::: RECORDS FOR THIS TASK
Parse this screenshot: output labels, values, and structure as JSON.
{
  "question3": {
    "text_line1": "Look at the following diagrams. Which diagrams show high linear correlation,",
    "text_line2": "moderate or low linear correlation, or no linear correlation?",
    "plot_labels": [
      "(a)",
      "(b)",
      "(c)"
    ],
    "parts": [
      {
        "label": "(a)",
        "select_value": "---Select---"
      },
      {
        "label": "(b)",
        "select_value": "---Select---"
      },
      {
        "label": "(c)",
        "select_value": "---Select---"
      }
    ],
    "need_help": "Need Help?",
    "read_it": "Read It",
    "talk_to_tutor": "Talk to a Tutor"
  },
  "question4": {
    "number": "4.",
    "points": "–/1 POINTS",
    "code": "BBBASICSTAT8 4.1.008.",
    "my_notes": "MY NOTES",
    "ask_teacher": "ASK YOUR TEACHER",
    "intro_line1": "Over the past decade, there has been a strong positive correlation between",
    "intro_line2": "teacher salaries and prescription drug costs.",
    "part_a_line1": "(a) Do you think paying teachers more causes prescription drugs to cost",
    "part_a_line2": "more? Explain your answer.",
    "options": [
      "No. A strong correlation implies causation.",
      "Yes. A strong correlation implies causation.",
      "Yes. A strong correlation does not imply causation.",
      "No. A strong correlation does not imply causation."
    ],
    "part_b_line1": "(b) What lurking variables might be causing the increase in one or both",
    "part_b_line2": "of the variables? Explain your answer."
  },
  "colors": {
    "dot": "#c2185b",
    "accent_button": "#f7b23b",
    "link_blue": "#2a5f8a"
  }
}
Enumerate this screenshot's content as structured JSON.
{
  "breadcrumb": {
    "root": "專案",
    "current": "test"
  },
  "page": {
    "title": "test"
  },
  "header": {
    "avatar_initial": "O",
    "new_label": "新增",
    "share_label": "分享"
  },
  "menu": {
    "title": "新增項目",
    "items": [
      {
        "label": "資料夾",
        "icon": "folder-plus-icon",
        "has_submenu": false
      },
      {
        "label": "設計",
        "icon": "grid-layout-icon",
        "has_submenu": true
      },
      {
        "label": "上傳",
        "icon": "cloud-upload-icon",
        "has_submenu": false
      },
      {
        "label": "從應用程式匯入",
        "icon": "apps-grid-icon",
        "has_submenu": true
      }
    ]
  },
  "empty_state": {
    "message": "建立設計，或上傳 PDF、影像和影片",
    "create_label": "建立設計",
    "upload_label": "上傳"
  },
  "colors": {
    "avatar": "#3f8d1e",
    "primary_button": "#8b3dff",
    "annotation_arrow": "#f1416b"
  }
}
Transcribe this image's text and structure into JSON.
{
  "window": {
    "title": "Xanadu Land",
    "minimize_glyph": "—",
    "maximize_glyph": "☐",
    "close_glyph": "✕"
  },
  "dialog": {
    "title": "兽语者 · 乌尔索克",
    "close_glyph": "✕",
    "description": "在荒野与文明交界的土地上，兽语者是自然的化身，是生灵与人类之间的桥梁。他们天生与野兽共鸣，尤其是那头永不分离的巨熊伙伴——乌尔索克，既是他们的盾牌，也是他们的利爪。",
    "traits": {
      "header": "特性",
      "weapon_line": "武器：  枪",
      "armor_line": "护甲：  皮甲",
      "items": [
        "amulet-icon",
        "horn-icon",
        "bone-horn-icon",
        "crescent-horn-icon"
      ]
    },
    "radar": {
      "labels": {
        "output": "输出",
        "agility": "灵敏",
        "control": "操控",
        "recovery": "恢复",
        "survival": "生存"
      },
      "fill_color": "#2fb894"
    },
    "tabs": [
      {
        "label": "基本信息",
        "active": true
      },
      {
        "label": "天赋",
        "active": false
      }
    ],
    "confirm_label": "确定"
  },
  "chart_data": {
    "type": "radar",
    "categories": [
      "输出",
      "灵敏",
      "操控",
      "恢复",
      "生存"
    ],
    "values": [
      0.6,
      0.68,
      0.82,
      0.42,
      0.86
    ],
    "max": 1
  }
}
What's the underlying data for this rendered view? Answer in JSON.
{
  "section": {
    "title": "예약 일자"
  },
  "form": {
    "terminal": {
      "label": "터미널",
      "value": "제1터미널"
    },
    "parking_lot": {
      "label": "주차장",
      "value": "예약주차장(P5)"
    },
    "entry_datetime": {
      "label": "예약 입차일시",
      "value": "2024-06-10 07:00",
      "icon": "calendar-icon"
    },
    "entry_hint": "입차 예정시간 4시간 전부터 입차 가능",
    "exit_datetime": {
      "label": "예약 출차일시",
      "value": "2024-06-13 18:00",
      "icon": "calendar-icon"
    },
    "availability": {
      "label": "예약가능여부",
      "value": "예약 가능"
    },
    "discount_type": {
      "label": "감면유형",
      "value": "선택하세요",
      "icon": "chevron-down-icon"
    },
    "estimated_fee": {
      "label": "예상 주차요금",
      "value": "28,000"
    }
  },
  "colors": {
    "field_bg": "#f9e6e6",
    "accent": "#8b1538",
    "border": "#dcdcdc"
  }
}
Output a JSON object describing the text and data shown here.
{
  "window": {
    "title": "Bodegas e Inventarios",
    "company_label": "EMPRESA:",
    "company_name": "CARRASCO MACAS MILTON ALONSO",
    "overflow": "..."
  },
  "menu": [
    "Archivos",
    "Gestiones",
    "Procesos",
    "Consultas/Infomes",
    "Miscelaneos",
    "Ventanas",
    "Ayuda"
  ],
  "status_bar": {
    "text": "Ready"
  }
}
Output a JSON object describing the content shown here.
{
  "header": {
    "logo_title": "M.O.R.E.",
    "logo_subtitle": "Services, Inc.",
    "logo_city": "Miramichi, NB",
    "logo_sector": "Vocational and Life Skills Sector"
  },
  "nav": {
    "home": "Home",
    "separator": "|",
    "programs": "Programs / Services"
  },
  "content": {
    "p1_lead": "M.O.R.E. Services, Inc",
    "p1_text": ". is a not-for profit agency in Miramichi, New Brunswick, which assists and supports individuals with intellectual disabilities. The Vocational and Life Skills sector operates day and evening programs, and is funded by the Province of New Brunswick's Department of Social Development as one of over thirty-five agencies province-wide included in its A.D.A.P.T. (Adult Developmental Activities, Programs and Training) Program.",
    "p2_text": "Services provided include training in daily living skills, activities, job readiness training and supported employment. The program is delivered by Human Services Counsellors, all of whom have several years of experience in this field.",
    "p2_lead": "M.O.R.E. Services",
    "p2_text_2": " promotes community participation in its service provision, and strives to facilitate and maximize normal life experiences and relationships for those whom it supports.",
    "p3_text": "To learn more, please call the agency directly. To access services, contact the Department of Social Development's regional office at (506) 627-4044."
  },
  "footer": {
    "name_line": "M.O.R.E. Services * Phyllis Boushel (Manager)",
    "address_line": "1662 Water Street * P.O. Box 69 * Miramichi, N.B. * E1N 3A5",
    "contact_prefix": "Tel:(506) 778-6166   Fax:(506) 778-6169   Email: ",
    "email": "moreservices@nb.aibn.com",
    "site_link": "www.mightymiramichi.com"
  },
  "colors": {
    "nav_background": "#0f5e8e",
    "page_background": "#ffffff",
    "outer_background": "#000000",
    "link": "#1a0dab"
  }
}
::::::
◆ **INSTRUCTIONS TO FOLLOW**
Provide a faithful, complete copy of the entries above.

◆ **FINAL ANSWER**
Parse this screenshot: output labels, values, and structure as JSON.
{
  "question3": {
    "text_line1": "Look at the following diagrams. Which diagrams show high linear correlation,",
    "text_line2": "moderate or low linear correlation, or no linear correlation?",
    "plot_labels": [
      "(a)",
      "(b)",
      "(c)"
    ],
    "parts": [
      {
        "label": "(a)",
        "select_value": "---Select---"
      },
      {
        "label": "(b)",
        "select_value": "---Select---"
      },
      {
        "label": "(c)",
        "select_value": "---Select---"
      }
    ],
    "need_help": "Need Help?",
    "read_it": "Read It",
    "talk_to_tutor": "Talk to a Tutor"
  },
  "question4": {
    "number": "4.",
    "points": "–/1 POINTS",
    "code": "BBBASICSTAT8 4.1.008.",
    "my_notes": "MY NOTES",
    "ask_teacher": "ASK YOUR TEACHER",
    "intro_line1": "Over the past decade, there has been a strong positive correlation between",
    "intro_line2": "teacher salaries and prescription drug costs.",
    "part_a_line1": "(a) Do you think paying teachers more causes prescription drugs to cost",
    "part_a_line2": "more? Explain your answer.",
    "options": [
      "No. A strong correlation implies causation.",
      "Yes. A strong correlation implies causation.",
      "Yes. A strong correlation does not imply causation.",
      "No. A strong correlation does not imply causation."
    ],
    "part_b_line1": "(b) What lurking variables might be causing the increase in one or both",
    "part_b_line2": "of the variables? Explain your answer."
  },
  "colors": {
    "dot": "#c2185b",
    "accent_button": "#f7b23b",
    "link_blue": "#2a5f8a"
  }
}
Enumerate this screenshot's content as structured JSON.
{
  "breadcrumb": {
    "root": "專案",
    "current": "test"
  },
  "page": {
    "title": "test"
  },
  "header": {
    "avatar_initial": "O",
    "new_label": "新增",
    "share_label": "分享"
  },
  "menu": {
    "title": "新增項目",
    "items": [
      {
        "label": "資料夾",
        "icon": "folder-plus-icon",
        "has_submenu": false
      },
      {
        "label": "設計",
        "icon": "grid-layout-icon",
        "has_submenu": true
      },
      {
        "label": "上傳",
        "icon": "cloud-upload-icon",
        "has_submenu": false
      },
      {
        "label": "從應用程式匯入",
        "icon": "apps-grid-icon",
        "has_submenu": true
      }
    ]
  },
  "empty_state": {
    "message": "建立設計，或上傳 PDF、影像和影片",
    "create_label": "建立設計",
    "upload_label": "上傳"
  },
  "colors": {
    "avatar": "#3f8d1e",
    "primary_button": "#8b3dff",
    "annotation_arrow": "#f1416b"
  }
}
Transcribe this image's text and structure into JSON.
{
  "window": {
    "title": "Xanadu Land",
    "minimize_glyph": "—",
    "maximize_glyph": "☐",
    "close_glyph": "✕"
  },
  "dialog": {
    "title": "兽语者 · 乌尔索克",
    "close_glyph": "✕",
    "description": "在荒野与文明交界的土地上，兽语者是自然的化身，是生灵与人类之间的桥梁。他们天生与野兽共鸣，尤其是那头永不分离的巨熊伙伴——乌尔索克，既是他们的盾牌，也是他们的利爪。",
    "traits": {
      "header": "特性",
      "weapon_line": "武器：  枪",
      "armor_line": "护甲：  皮甲",
      "items": [
        "amulet-icon",
        "horn-icon",
        "bone-horn-icon",
        "crescent-horn-icon"
      ]
    },
    "radar": {
      "labels": {
        "output": "输出",
        "agility": "灵敏",
        "control": "操控",
        "recovery": "恢复",
        "survival": "生存"
      },
      "fill_color": "#2fb894"
    },
    "tabs": [
      {
        "label": "基本信息",
        "active": true
      },
      {
        "label": "天赋",
        "active": false
      }
    ],
    "confirm_label": "确定"
  },
  "chart_data": {
    "type": "radar",
    "categories": [
      "输出",
      "灵敏",
      "操控",
      "恢复",
      "生存"
    ],
    "values": [
      0.6,
      0.68,
      0.82,
      0.42,
      0.86
    ],
    "max": 1
  }
}
What's the underlying data for this rendered view? Answer in JSON.
{
  "section": {
    "title": "예약 일자"
  },
  "form": {
    "terminal": {
      "label": "터미널",
      "value": "제1터미널"
    },
    "parking_lot": {
      "label": "주차장",
      "value": "예약주차장(P5)"
    },
    "entry_datetime": {
      "label": "예약 입차일시",
      "value": "2024-06-10 07:00",
      "icon": "calendar-icon"
    },
    "entry_hint": "입차 예정시간 4시간 전부터 입차 가능",
    "exit_datetime": {
      "label": "예약 출차일시",
      "value": "2024-06-13 18:00",
      "icon": "calendar-icon"
    },
    "availability": {
      "label": "예약가능여부",
      "value": "예약 가능"
    },
    "discount_type": {
      "label": "감면유형",
      "value": "선택하세요",
      "icon": "chevron-down-icon"
    },
    "estimated_fee": {
      "label": "예상 주차요금",
      "value": "28,000"
    }
  },
  "colors": {
    "field_bg": "#f9e6e6",
    "accent": "#8b1538",
    "border": "#dcdcdc"
  }
}
Output a JSON object describing the text and data shown here.
{
  "window": {
    "title": "Bodegas e Inventarios",
    "company_label": "EMPRESA:",
    "company_name": "CARRASCO MACAS MILTON ALONSO",
    "overflow": "..."
  },
  "menu": [
    "Archivos",
    "Gestiones",
    "Procesos",
    "Consultas/Infomes",
    "Miscelaneos",
    "Ventanas",
    "Ayuda"
  ],
  "status_bar": {
    "text": "Ready"
  }
}
Output a JSON object describing the content shown here.
{
  "header": {
    "logo_title": "M.O.R.E.",
    "logo_subtitle": "Services, Inc.",
    "logo_city": "Miramichi, NB",
    "logo_sector": "Vocational and Life Skills Sector"
  },
  "nav": {
    "home": "Home",
    "separator": "|",
    "programs": "Programs / Services"
  },
  "content": {
    "p1_lead": "M.O.R.E. Services, Inc",
    "p1_text": ". is a not-for profit agency in Miramichi, New Brunswick, which assists and supports individuals with intellectual disabilities. The Vocational and Life Skills sector operates day and evening programs, and is funded by the Province of New Brunswick's Department of Social Development as one of over thirty-five agencies province-wide included in its A.D.A.P.T. (Adult Developmental Activities, Programs and Training) Program.",
    "p2_text": "Services provided include training in daily living skills, activities, job readiness training and supported employment. The program is delivered by Human Services Counsellors, all of whom have several years of experience in this field.",
    "p2_lead": "M.O.R.E. Services",
    "p2_text_2": " promotes community participation in its service provision, and strives to facilitate and maximize normal life experiences and relationships for those whom it supports.",
    "p3_text": "To learn more, please call the agency directly. To access services, contact the Department of Social Development's regional office at (506) 627-4044."
  },
  "footer": {
    "name_line": "M.O.R.E. Services * Phyllis Boushel (Manager)",
    "address_line": "1662 Water Street * P.O. Box 69 * Miramichi, N.B. * E1N 3A5",
    "contact_prefix": "Tel:(506) 778-6166   Fax:(506) 778-6169   Email: ",
    "email": "moreservices@nb.aibn.com",
    "site_link": "www.mightymiramichi.com"
  },
  "colors": {
    "nav_background": "#0f5e8e",
    "page_background": "#ffffff",
    "outer_background": "#000000",
    "link": "#1a0dab"
  }
}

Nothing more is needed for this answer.